First Time Voters

Several seniors will be able to vote in this year’s presidential election.


Carmen Peterson

Voting is a very big responsibility that can be very stressful for first-time voters. This can spark a variety of different emotions, as such a big decision should.  As high school seniors start turning 18, they will be faced with a very important question: do they vote?

While going through the voting process, it is easy to become overwhelmed or feel pressured. Seniors are suddenly given a new type of freedom that allows them to express their opinions. Along with voting, there are etiquette guidelines that are encouraged to follow. For example, discussing one’s political views in line. Some find this inappropriate, others are completely fine with it. Similar situations in voting are also based on personal beliefs. However, some rules have to be followed, despite personal opinions. An example of these requirements is taking a ballot selfie,  which is illegal in Missouri. 

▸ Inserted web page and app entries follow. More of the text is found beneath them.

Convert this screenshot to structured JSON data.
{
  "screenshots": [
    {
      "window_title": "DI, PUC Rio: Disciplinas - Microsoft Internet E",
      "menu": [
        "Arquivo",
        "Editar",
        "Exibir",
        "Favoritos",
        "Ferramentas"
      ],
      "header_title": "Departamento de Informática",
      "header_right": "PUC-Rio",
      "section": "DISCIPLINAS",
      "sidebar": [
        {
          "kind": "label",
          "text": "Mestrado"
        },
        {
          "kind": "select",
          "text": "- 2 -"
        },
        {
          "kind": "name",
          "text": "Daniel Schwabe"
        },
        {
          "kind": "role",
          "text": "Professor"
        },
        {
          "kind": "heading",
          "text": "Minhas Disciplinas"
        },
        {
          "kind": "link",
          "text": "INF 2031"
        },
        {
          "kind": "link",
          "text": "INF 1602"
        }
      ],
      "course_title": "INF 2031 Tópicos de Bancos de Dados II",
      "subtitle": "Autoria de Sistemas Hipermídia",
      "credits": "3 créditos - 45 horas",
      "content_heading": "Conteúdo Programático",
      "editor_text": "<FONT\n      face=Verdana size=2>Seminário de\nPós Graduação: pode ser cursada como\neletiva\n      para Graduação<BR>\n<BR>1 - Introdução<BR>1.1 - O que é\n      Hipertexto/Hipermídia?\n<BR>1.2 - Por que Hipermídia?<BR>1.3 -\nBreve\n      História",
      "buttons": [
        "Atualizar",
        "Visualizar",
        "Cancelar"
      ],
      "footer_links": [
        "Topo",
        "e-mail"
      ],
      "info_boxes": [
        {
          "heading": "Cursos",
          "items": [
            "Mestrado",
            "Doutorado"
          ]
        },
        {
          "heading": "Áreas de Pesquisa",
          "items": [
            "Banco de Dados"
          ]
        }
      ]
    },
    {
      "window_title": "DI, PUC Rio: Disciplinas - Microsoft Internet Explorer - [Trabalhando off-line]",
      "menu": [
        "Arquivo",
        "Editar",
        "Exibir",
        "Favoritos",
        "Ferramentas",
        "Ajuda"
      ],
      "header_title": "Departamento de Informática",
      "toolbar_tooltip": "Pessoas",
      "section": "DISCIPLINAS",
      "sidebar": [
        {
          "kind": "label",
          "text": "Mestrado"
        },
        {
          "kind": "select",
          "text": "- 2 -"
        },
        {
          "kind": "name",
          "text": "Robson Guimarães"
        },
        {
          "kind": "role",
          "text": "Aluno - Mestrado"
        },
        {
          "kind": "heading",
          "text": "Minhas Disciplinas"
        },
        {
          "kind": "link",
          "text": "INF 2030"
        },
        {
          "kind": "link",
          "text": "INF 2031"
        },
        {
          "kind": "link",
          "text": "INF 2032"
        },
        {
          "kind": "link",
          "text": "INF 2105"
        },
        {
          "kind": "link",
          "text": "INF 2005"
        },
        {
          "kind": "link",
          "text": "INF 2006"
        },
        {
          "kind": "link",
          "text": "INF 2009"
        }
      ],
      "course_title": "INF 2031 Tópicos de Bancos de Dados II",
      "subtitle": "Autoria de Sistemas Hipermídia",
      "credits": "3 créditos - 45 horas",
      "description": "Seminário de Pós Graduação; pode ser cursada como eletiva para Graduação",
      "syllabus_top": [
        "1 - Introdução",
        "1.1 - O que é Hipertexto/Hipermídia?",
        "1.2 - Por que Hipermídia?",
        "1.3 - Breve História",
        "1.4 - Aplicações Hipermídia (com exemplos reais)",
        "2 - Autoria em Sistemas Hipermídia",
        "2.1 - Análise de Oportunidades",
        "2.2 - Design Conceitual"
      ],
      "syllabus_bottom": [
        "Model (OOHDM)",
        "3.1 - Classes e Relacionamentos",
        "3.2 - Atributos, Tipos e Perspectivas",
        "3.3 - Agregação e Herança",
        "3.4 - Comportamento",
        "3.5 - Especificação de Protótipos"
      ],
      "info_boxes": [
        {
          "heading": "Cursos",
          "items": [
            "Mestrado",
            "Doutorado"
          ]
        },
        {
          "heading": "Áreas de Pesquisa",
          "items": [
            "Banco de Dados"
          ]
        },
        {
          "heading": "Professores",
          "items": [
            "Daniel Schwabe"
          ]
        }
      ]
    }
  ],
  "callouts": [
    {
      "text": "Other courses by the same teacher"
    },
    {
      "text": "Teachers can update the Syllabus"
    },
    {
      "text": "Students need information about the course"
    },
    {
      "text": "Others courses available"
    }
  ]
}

As the recent debates get more heated, everyone’s opinions become more apparent. To many, voting is extremely important. 

Teacher Tina Boehm said, “It’s your responsibility as a United States member of society. A lot of people have fought long and hard to make sure that everybody has a right to vote.” 

When Boehm turned 18, Jimmy Carter was representing the Democratic party against Gerald Ford, a Republican. While the presidential election was happening, there were protests and marches organized by activists for youth voting rights. 

“This was during the Vietnam War,” Boehm said. 

 While people were voicing their opinions in marches then, most people at this time take to social media to share their thoughts. 

“Social media definitely has more of an impact now,” Boehm said. “There is so much bias and misinformation out there.”

 Social media allows everyone to share their opinion and has changed all the elections that Boehm has voted in. 

From the perspective of a new voter, 18-year-old student Luke Longtin is ready for his voice to be heard. 

“(I’m) both nervous and excited. I’m excited but my options this year aren’t that great. This election is pretty special.” 

Longtin has done his research about the background of the candidates and has learned everything he knows about voting from his parents. 

“You can’t complain if you don’t vote,” Longtin said. 

 Longtin has prepared to vote by watching the recent debates and is a registered voter. 

Voting allows citizens to voice their opinions and let them impact their democracy. 

“In a democracy, people get to select their leaders, government, and representatives. Or they get to vote directly on issues that are important to them,” teacher Steven Roedersheimer said.  

When voting, it is crucial to fully understand what is on the ballot. Research should be done and etiquette should be followed to ensure the easiest first experience for voters. 

While voting can be intimidating, it is important to know that your voice will be heard and it is your own decision to make. 

Longtin said, “By voting, you’re getting your voice out there and showing what you stand for.”